As lockdown was eased at the start of May, even though things are still a long way from anything approaching normal, as soon as the “roadmap” for opening up bars and restaurants was released, the merry men from my Stammtisch started to ask whether we should arrange a night out. For 15th May, the first evening bars would reopen.
Offering a group of socially-starved men a night out usually meets with acclamation, rather than faint murmurings. However, this time is different. Many of us have used our own gardens and terraces as a venue for virtual drinks, so the prospect of a bar in groups of no more than four was not that much of a crowd-puller. It was nevertheless necessary to break the deadlock. So I was asked to find a solution. That was the easy part.
Where it got more difficult was in finding a way that those who really wanted and needed to get out could. In my case, having broken my vow of solitude by having a socially distanced lunch in my sister-in-law’s garden on Muttertag (three separate tables for the total of five of us), I felt that I didn’t have the need to go out.
As we are twelve staunch regulars, excluding others consciously self-isolating and shielding, this worked out to our advantage – 12 being three groups of four, the maximum group size permitted. I ask our core Stammtisch group two simple binary questions (sometimes they have virtues!) about whether they a) actively wanted to meet and b) would consider meeting so that those desperate to meet could.

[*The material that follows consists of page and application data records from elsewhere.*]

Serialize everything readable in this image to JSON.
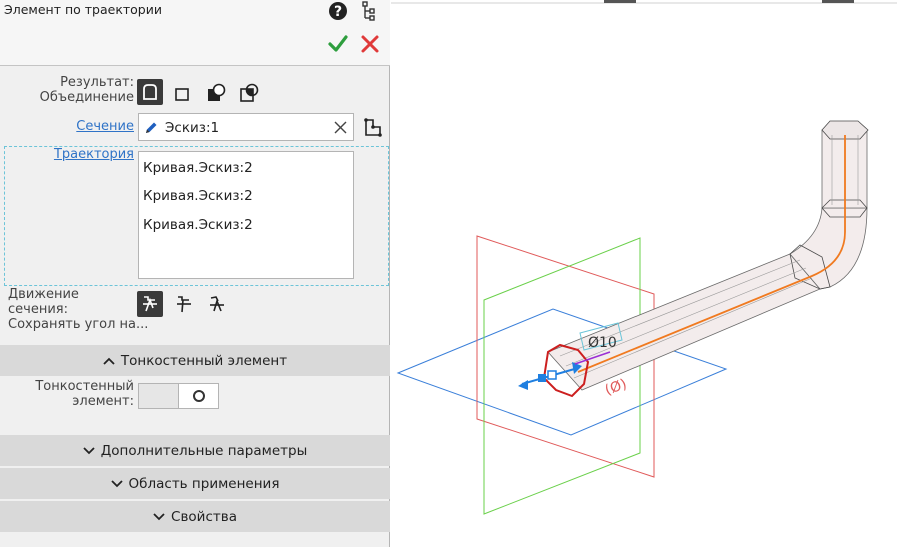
{
  "header": {
    "title": "Элемент по траектории",
    "help_icon": "help-icon",
    "tree_icon": "tree-icon",
    "ok_icon": "checkmark-icon",
    "cancel_icon": "close-icon",
    "ok_color": "#2e9e3e",
    "cancel_color": "#e03a3a"
  },
  "result": {
    "label_line1": "Результат:",
    "label_line2": "Объединение",
    "options": [
      "union-icon",
      "new-body-icon",
      "subtract-icon",
      "intersect-icon"
    ],
    "selected": "union-icon"
  },
  "section": {
    "label": "Сечение",
    "value": "Эскиз:1",
    "edit_icon": "pencil-icon",
    "clear_icon": "clear-icon",
    "pick_icon": "pick-contour-icon"
  },
  "trajectory": {
    "label": "Траектория",
    "items": [
      "Кривая.Эскиз:2",
      "Кривая.Эскиз:2",
      "Кривая.Эскиз:2"
    ]
  },
  "motion": {
    "label_line1": "Движение сечения:",
    "label_line2": "Сохранять угол на...",
    "options": [
      "keep-angle-icon",
      "parallel-icon",
      "orthogonal-icon"
    ],
    "selected": "keep-angle-icon"
  },
  "thin_wall": {
    "group_label": "Тонкостенный элемент",
    "label_line1": "Тонкостенный",
    "label_line2": "элемент:",
    "toggle_on": false
  },
  "groups": {
    "additional": "Дополнительные параметры",
    "scope": "Область применения",
    "properties": "Свойства"
  },
  "viewport": {
    "dimension_diameter": "Ø10",
    "dimension_angle": "(Ø)",
    "colors": {
      "plane_front": "#e05a5a",
      "plane_side": "#6ad04a",
      "plane_top": "#3a7fd9",
      "path": "#f07a20",
      "section": "#cc1f1f",
      "manipulator": "#1f7fe0",
      "body": "#6a6a6a"
    }
  }
}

I felt I had to take into account the extremes of prevailing circumstances, namely that others have very elderly parents to care for, while at the other end of the spectrum some live in very modest residences, where their social interaction in recent weeks has been limited to saying hello out of the window to a passing neighbour.
From the responses, I was able to identify a group that I thought “had to meet” and found four willing to do so. In the “don’t need to, but willing to meet to ensure someone else gets a night out” group I found three and I lumped myself in the group to even out the groups into three groups of four. The “don’t want to go out, and not willing to for company for others”, drawn mainly from those living with or caring for very elderly parents were the last four.
And so to the next stage of the plan. On Friday, the four “certainties” would have met for sure, the four “maybes” would have met if they had wanted to, and the carers and shielders would have not. I then had various combinations between the groups to ensure that by mid-July, everyone should have seen everyone else.
The reaction was silence, sadly not in awe, but because people had realised that they were able to survive without a Stammtisch for a bit longer. It was no skin of my nose, the groups can be resurrected when people feel safer, and we know who might need to be picked up with regular calls, which is a good thing.
But tthis abortive attempt to organise a Stammtisch is not an isolated case. After a lengthy lockdown, some people are desperate for pre-lockdown normality to be restored. Others remain restrained, and there is also a group firmly more in fear than anything else. Yes, people’s willpower is very much on the wane rather than being strengthened here in Vienna, but the news doesn’t seem anything as hair-raising as in the UK. I’ll keep on exercising my restraint, and minding my own business. I’ve not got anything to gain by any other way of behaving. Stay safe.